“We decided early in the planning process that we would not only rehabilitate the treatment processes for improved function and performance, but we would construct it in a socially and environmentally conscious way,” said Art Shapiro, Howard County Bureau of Utilities’ chief.
The Envision sustainable infrastructure framework contributes to positive social, economic and environmental impacts on a community during the planning, design and construction of infrastructure projects. Key factors in the Little Patuxent project include:
Sustainable growth and development: This project implements new methods into the treatment process, creating jobs and increasing local productivity throughout the project's life. This $93.5 million effort expects to result in more than 1,000 jobs in multiple sectors throughout the service area. Furthermore, the project improves the quality of the wastewater and solids treatment, thereby improving community livability, productivity and employment opportunities.
Beneficial uses for waste products: A detailed biosolids market study was conducted by Material Matters, Inc., a consultant hired by the project team to research potential end uses for the new Class A dried biosolids waste product. The study entailed reaching out to over 15 potential customers in three different markets to understand the chemical and physical characteristics preferred or required by each. They also developed a product utilization sheet to advertise uses of the biosolids — marketed as thermally dried exceptional quality biosolids — from the LPWRP. They can be used as soil blenders, fertilizer blenders and sod/turf production, making them much more versatile than the biosolids produced by the prior lime stabilization process at the plant. This will, in turn, improve the long-term viability of the county's biosolids management practices.

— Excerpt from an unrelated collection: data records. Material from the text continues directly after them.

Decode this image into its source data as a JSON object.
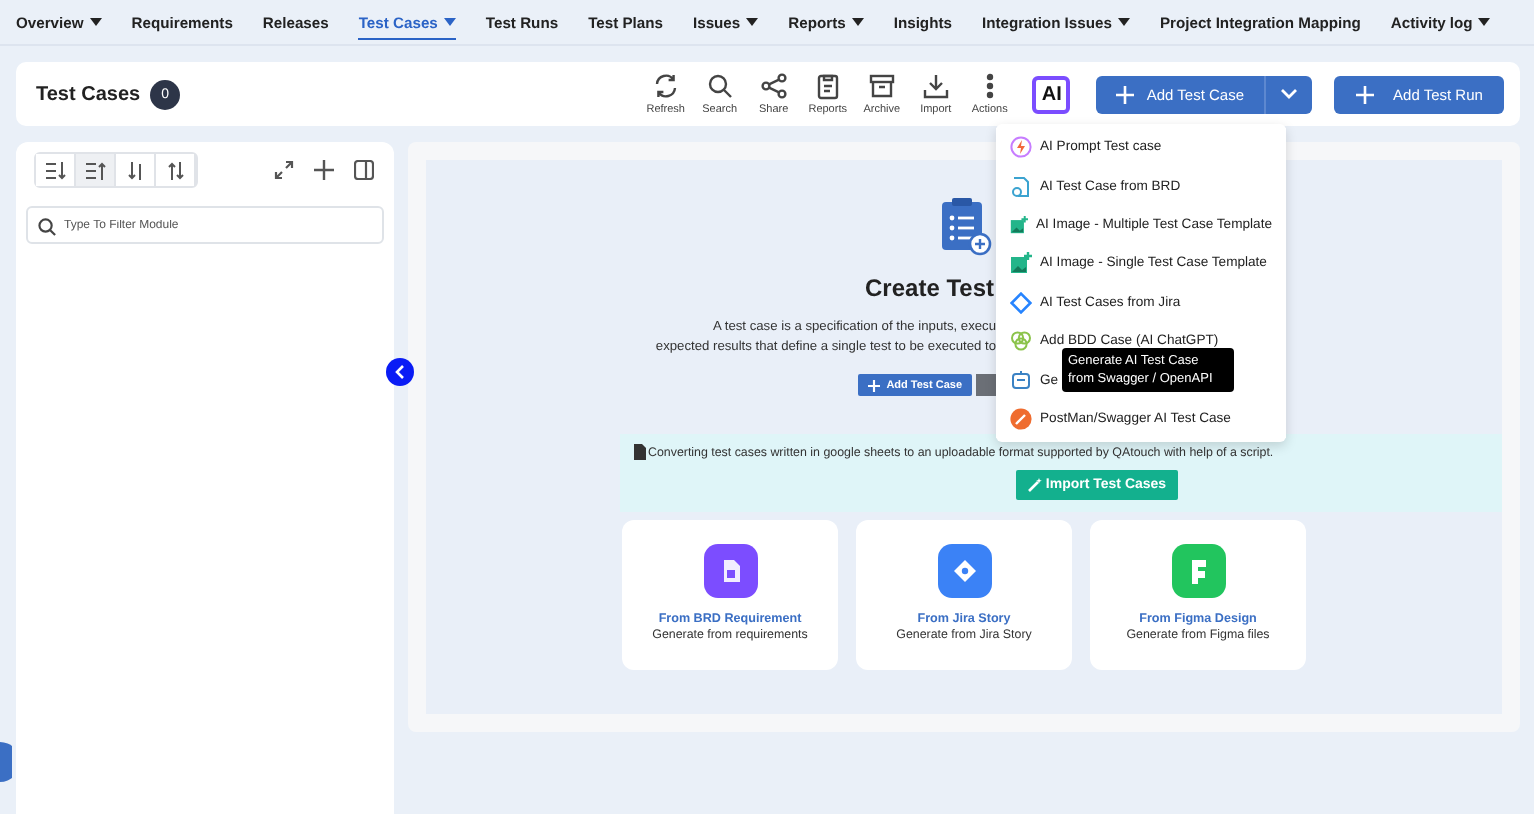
{
  "nav": [
    {
      "label": "Overview",
      "dropdown": true,
      "selected": false
    },
    {
      "label": "Requirements",
      "dropdown": false,
      "selected": false
    },
    {
      "label": "Releases",
      "dropdown": false,
      "selected": false
    },
    {
      "label": "Test Cases",
      "dropdown": true,
      "selected": true
    },
    {
      "label": "Test Runs",
      "dropdown": false,
      "selected": false
    },
    {
      "label": "Test Plans",
      "dropdown": false,
      "selected": false
    },
    {
      "label": "Issues",
      "dropdown": true,
      "selected": false
    },
    {
      "label": "Reports",
      "dropdown": true,
      "selected": false
    },
    {
      "label": "Insights",
      "dropdown": false,
      "selected": false
    },
    {
      "label": "Integration Issues",
      "dropdown": true,
      "selected": false
    },
    {
      "label": "Project Integration Mapping",
      "dropdown": false,
      "selected": false
    },
    {
      "label": "Activity log",
      "dropdown": true,
      "selected": false
    }
  ],
  "header": {
    "title": "Test Cases",
    "count": "0",
    "tools": [
      {
        "kind": "refresh",
        "label": "Refresh"
      },
      {
        "kind": "search",
        "label": "Search"
      },
      {
        "kind": "share",
        "label": "Share"
      },
      {
        "kind": "reports",
        "label": "Reports"
      },
      {
        "kind": "archive",
        "label": "Archive"
      },
      {
        "kind": "import",
        "label": "Import"
      },
      {
        "kind": "actions",
        "label": "Actions"
      }
    ],
    "ai_label": "AI",
    "add_test_case": "Add Test Case",
    "add_test_run": "Add Test Run"
  },
  "left_panel": {
    "sort_buttons": [
      {
        "kind": "lines-down",
        "selected": false
      },
      {
        "kind": "lines-up",
        "selected": true
      },
      {
        "kind": "sort-down",
        "selected": false
      },
      {
        "kind": "sort-up",
        "selected": false
      }
    ],
    "filter_placeholder": "Type To Filter Module"
  },
  "main": {
    "title": "Create Test",
    "description": [
      "A test case is a specification of the inputs, execu",
      "expected results that define a single test to be executed to"
    ],
    "add_button": "Add Test Case",
    "converting_text": "Converting test cases written in google sheets to an uploadable format supported by QAtouch with help of a script.",
    "import_button": "Import Test Cases",
    "cards": [
      {
        "kind": "document",
        "title": "From BRD Requirement",
        "subtitle": "Generate from requirements"
      },
      {
        "kind": "jira",
        "title": "From Jira Story",
        "subtitle": "Generate from Jira Story"
      },
      {
        "kind": "figma",
        "title": "From Figma Design",
        "subtitle": "Generate from Figma files"
      }
    ]
  },
  "menu": {
    "items": [
      {
        "kind": "prompt",
        "label": "AI Prompt Test case"
      },
      {
        "kind": "brd",
        "label": "AI Test Case from BRD"
      },
      {
        "kind": "image",
        "label": "AI Image - Multiple Test Case Template"
      },
      {
        "kind": "image",
        "label": "AI Image - Single Test Case Template"
      },
      {
        "kind": "jira",
        "label": "AI Test Cases from Jira"
      },
      {
        "kind": "bdd",
        "label": "Add BDD Case (AI ChatGPT)"
      },
      {
        "kind": "swagger",
        "label": "Ge"
      },
      {
        "kind": "postman",
        "label": "PostMan/Swagger AI Test Case"
      }
    ],
    "tooltip": "Generate AI Test Case from Swagger / OpenAPI"
  }
}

Use of recycled and regionally sourced materials: From the earliest planning stages through construction, the project team prioritized use of recycled and regionally sourced materials and minimized the amount of material sent to landfills.
Reduced excavated materials taken off-site: More than 80% of the materials excavated for this project were kept on-site in stockpiles, with the intent to reuse for topsoil and fill.
Institute for Sustainable Infrastructure
Dyan Lee, Director of Marketing and Communications
lee [at] sustainableinfrastructure.org
Jennifer Ninete, Senior Sustainability Consultant
jennifer.ninete [at] hdrinc.com
PROJECT ORGANIZATION INFORMATION:
About Howard County: Howard County is located in the heart of central Maryland between Baltimore and Washington. It is currently home to 110,370 households and boasts a thriving, vibrant economy and welcoming business environment, with proximity to 50 federal agencies, universities, Fortune 500 companies, technology, defense and health care companies. For more information, visit https://www.howardcountymd.gov.
About ISI and Envision®: Envision is the product of a collaboration between ISI, founded by three national engineering associations: American Society of Civil Engineers, American Council of Engineering Companies and American Public Works Association; and the Zofnass Program for Sustainable Infrastructure at Harvard University Graduate School of Design. For more information, please visit www.sustainableinfrastructure.org.
About HDR: For over a century, HDR has partnered with clients to shape communities and push the boundaries of what’s possible. Our expertise spans more than 10,000 employees in more than 200 locations around the world — and counting. Our engineering, architecture, environmental and construction services bring an impressive breadth of knowledge to every project. Our optimistic approach to finding innovative solutions defined our past and drives our future. For more information, please visit www.hdrinc.com.